Go through the material and pull out every line with the string "sender" in it.

::::

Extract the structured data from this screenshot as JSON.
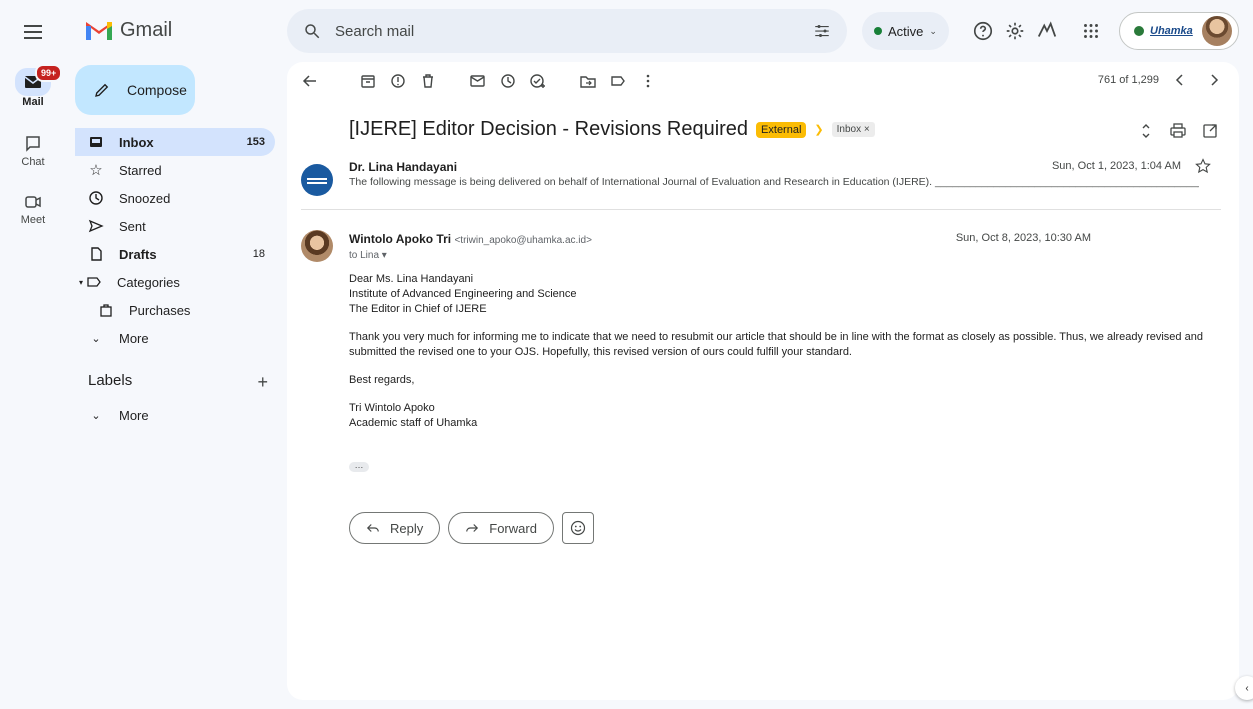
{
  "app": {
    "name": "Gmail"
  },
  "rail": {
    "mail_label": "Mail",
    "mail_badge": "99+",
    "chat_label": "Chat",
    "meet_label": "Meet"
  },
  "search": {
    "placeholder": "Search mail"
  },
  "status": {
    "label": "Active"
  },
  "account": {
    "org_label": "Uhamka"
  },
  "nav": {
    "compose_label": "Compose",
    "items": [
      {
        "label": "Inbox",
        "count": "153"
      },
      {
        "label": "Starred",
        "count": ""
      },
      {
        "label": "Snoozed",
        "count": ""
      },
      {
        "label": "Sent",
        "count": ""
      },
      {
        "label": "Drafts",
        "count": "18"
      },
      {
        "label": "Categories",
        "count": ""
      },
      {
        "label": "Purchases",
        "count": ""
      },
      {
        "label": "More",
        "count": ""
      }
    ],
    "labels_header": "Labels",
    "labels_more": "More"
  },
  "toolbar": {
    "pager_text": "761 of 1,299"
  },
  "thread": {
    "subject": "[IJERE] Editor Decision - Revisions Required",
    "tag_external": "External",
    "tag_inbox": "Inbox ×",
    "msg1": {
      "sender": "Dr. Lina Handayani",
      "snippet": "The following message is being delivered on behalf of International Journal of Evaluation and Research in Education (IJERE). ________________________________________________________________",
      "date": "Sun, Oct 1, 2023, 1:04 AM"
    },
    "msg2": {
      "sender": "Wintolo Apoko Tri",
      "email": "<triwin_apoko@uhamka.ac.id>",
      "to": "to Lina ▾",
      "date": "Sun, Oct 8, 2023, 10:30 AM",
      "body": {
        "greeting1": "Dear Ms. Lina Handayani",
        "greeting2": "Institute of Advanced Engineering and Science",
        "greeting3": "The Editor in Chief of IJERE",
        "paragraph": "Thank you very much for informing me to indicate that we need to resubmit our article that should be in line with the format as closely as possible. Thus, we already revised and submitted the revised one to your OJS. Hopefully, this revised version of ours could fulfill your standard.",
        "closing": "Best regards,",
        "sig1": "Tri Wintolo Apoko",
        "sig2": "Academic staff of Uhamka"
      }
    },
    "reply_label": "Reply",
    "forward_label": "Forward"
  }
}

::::

Problem solution
      "sender": "Dr. Lina Handayani",
      "sender": "Wintolo Apoko Tri",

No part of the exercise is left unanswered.